# TO DO
Please reproduce every entry below without omitting a single line.

# DATA FOR THIS TASK
========================================================================
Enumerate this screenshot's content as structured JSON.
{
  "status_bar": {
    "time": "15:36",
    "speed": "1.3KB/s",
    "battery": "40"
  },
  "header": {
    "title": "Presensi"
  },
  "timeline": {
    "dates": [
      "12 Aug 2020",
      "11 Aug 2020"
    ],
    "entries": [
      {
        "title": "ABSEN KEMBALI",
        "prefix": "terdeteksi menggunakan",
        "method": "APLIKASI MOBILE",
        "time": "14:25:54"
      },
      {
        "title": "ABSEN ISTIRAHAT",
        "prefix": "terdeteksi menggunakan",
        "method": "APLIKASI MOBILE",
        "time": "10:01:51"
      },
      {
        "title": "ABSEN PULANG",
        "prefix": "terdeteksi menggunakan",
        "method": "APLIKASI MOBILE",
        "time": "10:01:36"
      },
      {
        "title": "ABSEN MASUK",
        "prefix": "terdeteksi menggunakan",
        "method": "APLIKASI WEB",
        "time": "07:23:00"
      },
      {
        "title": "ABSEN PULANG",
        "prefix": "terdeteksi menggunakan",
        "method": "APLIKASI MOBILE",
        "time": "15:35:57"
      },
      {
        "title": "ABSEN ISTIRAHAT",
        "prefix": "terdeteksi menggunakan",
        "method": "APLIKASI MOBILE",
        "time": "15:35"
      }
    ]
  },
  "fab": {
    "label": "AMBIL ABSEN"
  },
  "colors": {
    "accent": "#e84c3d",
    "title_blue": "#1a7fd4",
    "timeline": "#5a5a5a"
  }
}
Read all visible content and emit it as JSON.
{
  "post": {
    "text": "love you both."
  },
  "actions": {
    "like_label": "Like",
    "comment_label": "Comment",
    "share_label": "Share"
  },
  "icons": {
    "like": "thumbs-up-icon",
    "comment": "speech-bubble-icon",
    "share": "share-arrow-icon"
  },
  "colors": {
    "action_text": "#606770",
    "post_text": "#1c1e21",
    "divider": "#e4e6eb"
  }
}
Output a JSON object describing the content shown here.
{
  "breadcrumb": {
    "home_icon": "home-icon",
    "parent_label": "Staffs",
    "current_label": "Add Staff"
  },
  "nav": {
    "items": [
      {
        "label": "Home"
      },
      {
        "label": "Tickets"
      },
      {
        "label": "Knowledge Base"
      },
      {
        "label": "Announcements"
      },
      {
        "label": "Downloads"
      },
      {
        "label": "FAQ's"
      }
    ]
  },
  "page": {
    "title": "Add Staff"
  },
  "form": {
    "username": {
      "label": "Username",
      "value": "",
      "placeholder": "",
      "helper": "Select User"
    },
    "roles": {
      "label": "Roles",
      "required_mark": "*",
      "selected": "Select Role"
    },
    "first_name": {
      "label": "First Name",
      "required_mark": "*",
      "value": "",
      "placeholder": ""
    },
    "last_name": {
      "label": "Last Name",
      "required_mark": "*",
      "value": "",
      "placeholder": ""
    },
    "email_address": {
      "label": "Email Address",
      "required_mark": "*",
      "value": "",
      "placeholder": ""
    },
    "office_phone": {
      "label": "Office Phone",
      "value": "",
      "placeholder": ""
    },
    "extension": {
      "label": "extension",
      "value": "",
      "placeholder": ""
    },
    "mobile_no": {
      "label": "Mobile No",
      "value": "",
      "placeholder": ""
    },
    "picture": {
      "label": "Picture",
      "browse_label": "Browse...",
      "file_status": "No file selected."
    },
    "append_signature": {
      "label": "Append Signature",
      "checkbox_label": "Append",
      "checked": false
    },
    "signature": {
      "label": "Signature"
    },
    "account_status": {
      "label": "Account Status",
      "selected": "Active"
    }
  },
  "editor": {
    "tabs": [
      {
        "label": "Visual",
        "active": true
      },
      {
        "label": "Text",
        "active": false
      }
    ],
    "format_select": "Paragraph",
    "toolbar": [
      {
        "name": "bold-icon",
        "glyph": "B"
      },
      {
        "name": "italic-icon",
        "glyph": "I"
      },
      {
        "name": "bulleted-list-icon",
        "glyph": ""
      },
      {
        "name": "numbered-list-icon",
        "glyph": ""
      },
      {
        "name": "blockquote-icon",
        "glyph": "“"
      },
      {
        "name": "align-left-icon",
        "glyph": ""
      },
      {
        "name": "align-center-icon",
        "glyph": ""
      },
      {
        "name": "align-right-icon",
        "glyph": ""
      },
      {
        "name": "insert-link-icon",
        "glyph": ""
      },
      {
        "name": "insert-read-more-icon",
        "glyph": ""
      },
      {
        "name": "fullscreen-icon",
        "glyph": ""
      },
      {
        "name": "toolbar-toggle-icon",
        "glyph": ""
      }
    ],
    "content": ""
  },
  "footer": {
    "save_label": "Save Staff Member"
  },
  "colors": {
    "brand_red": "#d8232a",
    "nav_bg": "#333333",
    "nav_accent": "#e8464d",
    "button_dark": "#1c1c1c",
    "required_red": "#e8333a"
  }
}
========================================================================
# WRITTEN RESPONSE
Enumerate this screenshot's content as structured JSON.
{
  "status_bar": {
    "time": "15:36",
    "speed": "1.3KB/s",
    "battery": "40"
  },
  "header": {
    "title": "Presensi"
  },
  "timeline": {
    "dates": [
      "12 Aug 2020",
      "11 Aug 2020"
    ],
    "entries": [
      {
        "title": "ABSEN KEMBALI",
        "prefix": "terdeteksi menggunakan",
        "method": "APLIKASI MOBILE",
        "time": "14:25:54"
      },
      {
        "title": "ABSEN ISTIRAHAT",
        "prefix": "terdeteksi menggunakan",
        "method": "APLIKASI MOBILE",
        "time": "10:01:51"
      },
      {
        "title": "ABSEN PULANG",
        "prefix": "terdeteksi menggunakan",
        "method": "APLIKASI MOBILE",
        "time": "10:01:36"
      },
      {
        "title": "ABSEN MASUK",
        "prefix": "terdeteksi menggunakan",
        "method": "APLIKASI WEB",
        "time": "07:23:00"
      },
      {
        "title": "ABSEN PULANG",
        "prefix": "terdeteksi menggunakan",
        "method": "APLIKASI MOBILE",
        "time": "15:35:57"
      },
      {
        "title": "ABSEN ISTIRAHAT",
        "prefix": "terdeteksi menggunakan",
        "method": "APLIKASI MOBILE",
        "time": "15:35"
      }
    ]
  },
  "fab": {
    "label": "AMBIL ABSEN"
  },
  "colors": {
    "accent": "#e84c3d",
    "title_blue": "#1a7fd4",
    "timeline": "#5a5a5a"
  }
}
Read all visible content and emit it as JSON.
{
  "post": {
    "text": "love you both."
  },
  "actions": {
    "like_label": "Like",
    "comment_label": "Comment",
    "share_label": "Share"
  },
  "icons": {
    "like": "thumbs-up-icon",
    "comment": "speech-bubble-icon",
    "share": "share-arrow-icon"
  },
  "colors": {
    "action_text": "#606770",
    "post_text": "#1c1e21",
    "divider": "#e4e6eb"
  }
}
Output a JSON object describing the content shown here.
{
  "breadcrumb": {
    "home_icon": "home-icon",
    "parent_label": "Staffs",
    "current_label": "Add Staff"
  },
  "nav": {
    "items": [
      {
        "label": "Home"
      },
      {
        "label": "Tickets"
      },
      {
        "label": "Knowledge Base"
      },
      {
        "label": "Announcements"
      },
      {
        "label": "Downloads"
      },
      {
        "label": "FAQ's"
      }
    ]
  },
  "page": {
    "title": "Add Staff"
  },
  "form": {
    "username": {
      "label": "Username",
      "value": "",
      "placeholder": "",
      "helper": "Select User"
    },
    "roles": {
      "label": "Roles",
      "required_mark": "*",
      "selected": "Select Role"
    },
    "first_name": {
      "label": "First Name",
      "required_mark": "*",
      "value": "",
      "placeholder": ""
    },
    "last_name": {
      "label": "Last Name",
      "required_mark": "*",
      "value": "",
      "placeholder": ""
    },
    "email_address": {
      "label": "Email Address",
      "required_mark": "*",
      "value": "",
      "placeholder": ""
    },
    "office_phone": {
      "label": "Office Phone",
      "value": "",
      "placeholder": ""
    },
    "extension": {
      "label": "extension",
      "value": "",
      "placeholder": ""
    },
    "mobile_no": {
      "label": "Mobile No",
      "value": "",
      "placeholder": ""
    },
    "picture": {
      "label": "Picture",
      "browse_label": "Browse...",
      "file_status": "No file selected."
    },
    "append_signature": {
      "label": "Append Signature",
      "checkbox_label": "Append",
      "checked": false
    },
    "signature": {
      "label": "Signature"
    },
    "account_status": {
      "label": "Account Status",
      "selected": "Active"
    }
  },
  "editor": {
    "tabs": [
      {
        "label": "Visual",
        "active": true
      },
      {
        "label": "Text",
        "active": false
      }
    ],
    "format_select": "Paragraph",
    "toolbar": [
      {
        "name": "bold-icon",
        "glyph": "B"
      },
      {
        "name": "italic-icon",
        "glyph": "I"
      },
      {
        "name": "bulleted-list-icon",
        "glyph": ""
      },
      {
        "name": "numbered-list-icon",
        "glyph": ""
      },
      {
        "name": "blockquote-icon",
        "glyph": "“"
      },
      {
        "name": "align-left-icon",
        "glyph": ""
      },
      {
        "name": "align-center-icon",
        "glyph": ""
      },
      {
        "name": "align-right-icon",
        "glyph": ""
      },
      {
        "name": "insert-link-icon",
        "glyph": ""
      },
      {
        "name": "insert-read-more-icon",
        "glyph": ""
      },
      {
        "name": "fullscreen-icon",
        "glyph": ""
      },
      {
        "name": "toolbar-toggle-icon",
        "glyph": ""
      }
    ],
    "content": ""
  },
  "footer": {
    "save_label": "Save Staff Member"
  },
  "colors": {
    "brand_red": "#d8232a",
    "nav_bg": "#333333",
    "nav_accent": "#e8464d",
    "button_dark": "#1c1c1c",
    "required_red": "#e8333a"
  }
}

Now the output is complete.